- Quality of Current Studies: The current body of research varies in quality, with many studies being observational or based on small sample sizes. This raises questions about the reliability and generalizability of the findings.
- Call for More Robust Research: There is a clear need for longer-term, randomized controlled trials to provide more definitive evidence. Such studies would help clarify the extent to which specific foods impact testosterone levels and under what circumstances.
The complexities of nutritional science mean that understanding the exact impact of certain foods on testosterone requires a cautious interpretation of existing studies and a push for more rigorous future research. This will enable clearer, more actionable guidance for those looking to optimize their testosterone levels through diet.

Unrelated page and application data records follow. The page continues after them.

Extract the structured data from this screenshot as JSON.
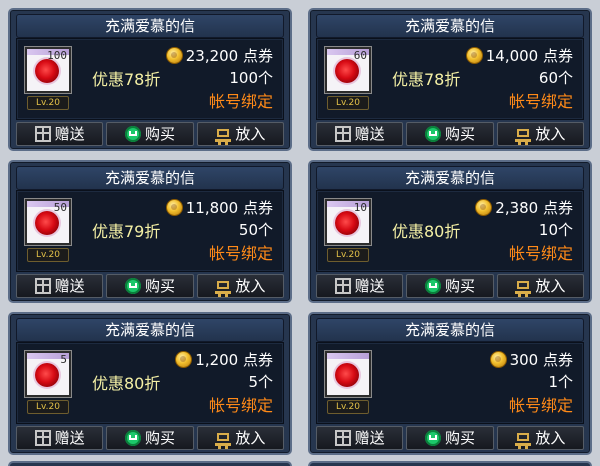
{
  "colors": {
    "card_bg": "#26364f",
    "card_border": "#5c6d88",
    "body_bg": "#111a29",
    "discount": "#f4f0a5",
    "bind": "#ff8a18",
    "level": "#e2c048"
  },
  "shop": {
    "items": [
      {
        "title": "充满爱慕的信",
        "icon_count": "100",
        "level": "Lv.20",
        "price": "23,200 点券",
        "discount": "优惠78折",
        "quantity": "100个",
        "binding": "帐号绑定",
        "gift_label": "赠送",
        "buy_label": "购买",
        "cart_label": "放入"
      },
      {
        "title": "充满爱慕的信",
        "icon_count": "60",
        "level": "Lv.20",
        "price": "14,000 点券",
        "discount": "优惠78折",
        "quantity": "60个",
        "binding": "帐号绑定",
        "gift_label": "赠送",
        "buy_label": "购买",
        "cart_label": "放入"
      },
      {
        "title": "充满爱慕的信",
        "icon_count": "50",
        "level": "Lv.20",
        "price": "11,800 点券",
        "discount": "优惠79折",
        "quantity": "50个",
        "binding": "帐号绑定",
        "gift_label": "赠送",
        "buy_label": "购买",
        "cart_label": "放入"
      },
      {
        "title": "充满爱慕的信",
        "icon_count": "10",
        "level": "Lv.20",
        "price": "2,380 点券",
        "discount": "优惠80折",
        "quantity": "10个",
        "binding": "帐号绑定",
        "gift_label": "赠送",
        "buy_label": "购买",
        "cart_label": "放入"
      },
      {
        "title": "充满爱慕的信",
        "icon_count": "5",
        "level": "Lv.20",
        "price": "1,200 点券",
        "discount": "优惠80折",
        "quantity": "5个",
        "binding": "帐号绑定",
        "gift_label": "赠送",
        "buy_label": "购买",
        "cart_label": "放入"
      },
      {
        "title": "充满爱慕的信",
        "icon_count": "",
        "level": "Lv.20",
        "price": "300 点券",
        "discount": "",
        "quantity": "1个",
        "binding": "帐号绑定",
        "gift_label": "赠送",
        "buy_label": "购买",
        "cart_label": "放入"
      }
    ]
  }
}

In conclusion, while initial research has identified tentative links between certain foods and decreased testosterone levels, the evidence is still evolving. Foods rich in phytoestrogens, along with high consumption of dairy, alcohol, added sugars, refined carbohydrates, and processed meats, have been implicated in potentially lowering testosterone.
However, more comprehensive and long-term studies are needed to fully understand these dietary influences. For those concerned about maintaining or optimizing testosterone levels, moderating the intake of these foods seems a reasonable and proactive step.

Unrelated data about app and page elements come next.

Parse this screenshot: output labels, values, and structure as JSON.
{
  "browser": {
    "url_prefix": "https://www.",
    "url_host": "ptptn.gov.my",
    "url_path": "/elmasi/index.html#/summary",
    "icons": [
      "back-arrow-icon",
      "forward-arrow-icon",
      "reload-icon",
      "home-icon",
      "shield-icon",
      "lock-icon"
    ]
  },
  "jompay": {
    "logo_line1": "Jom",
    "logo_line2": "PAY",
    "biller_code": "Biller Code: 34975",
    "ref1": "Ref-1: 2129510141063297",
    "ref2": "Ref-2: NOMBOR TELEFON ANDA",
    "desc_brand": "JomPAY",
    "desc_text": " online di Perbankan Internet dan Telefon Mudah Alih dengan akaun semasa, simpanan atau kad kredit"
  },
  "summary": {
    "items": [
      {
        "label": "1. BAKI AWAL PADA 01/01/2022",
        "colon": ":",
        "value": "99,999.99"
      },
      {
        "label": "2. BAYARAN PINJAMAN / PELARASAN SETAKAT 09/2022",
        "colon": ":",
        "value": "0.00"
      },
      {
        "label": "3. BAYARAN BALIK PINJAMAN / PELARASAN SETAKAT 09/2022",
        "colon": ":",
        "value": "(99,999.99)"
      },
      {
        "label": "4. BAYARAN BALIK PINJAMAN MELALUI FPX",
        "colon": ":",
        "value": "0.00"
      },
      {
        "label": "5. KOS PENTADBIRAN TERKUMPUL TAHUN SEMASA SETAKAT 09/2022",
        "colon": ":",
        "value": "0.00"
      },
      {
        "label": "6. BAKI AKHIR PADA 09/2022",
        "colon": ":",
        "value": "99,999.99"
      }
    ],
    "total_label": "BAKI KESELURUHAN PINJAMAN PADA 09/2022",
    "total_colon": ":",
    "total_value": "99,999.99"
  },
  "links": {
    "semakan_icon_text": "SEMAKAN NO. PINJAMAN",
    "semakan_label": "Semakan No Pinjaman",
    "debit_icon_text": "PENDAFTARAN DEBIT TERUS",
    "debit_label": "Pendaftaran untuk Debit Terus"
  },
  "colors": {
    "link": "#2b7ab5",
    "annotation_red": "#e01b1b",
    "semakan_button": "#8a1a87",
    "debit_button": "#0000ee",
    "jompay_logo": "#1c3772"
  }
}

It's important to balance such dietary changes with overall nutritional needs and health goals, bearing in mind that the field of nutritional science is continually advancing and refining our understanding of how diet impacts hormonal health.
- Understanding How Testosterone Affects Men, NIH
- Dietary soy-phytoestrogens decrease testosterone levels and prostate weight without altering LH, prostate 5alpha-reductase or testicular steroidogenic acute regulatory peptide levels in adult male Sprague-Dawley rats, PubMed
- Effects of peppermint teas on plasma testosterone, follicle-stimulating hormone, and luteinizing hormone levels and testicular tissue in rats, PubMed
- Sugar-sweetened beverage intake and serum testosterone levels in adult males 20–39 years old in the United States, PubMed
- Pilot study of dietary fat restriction and flaxseed supplementation in men with prostate cancer before surgery: exploring the effects on hormonal levels, prostate-specific antigen, and histopathologic features, PubMed
This article is written for informational purposes only and does not constitute medical advice. The information provided in the articles cannot and should not replace advice from a healthcare professional. Talk to your healthcare provider about any physical or mental health concerns or the risks and benefits of any treatment or medication.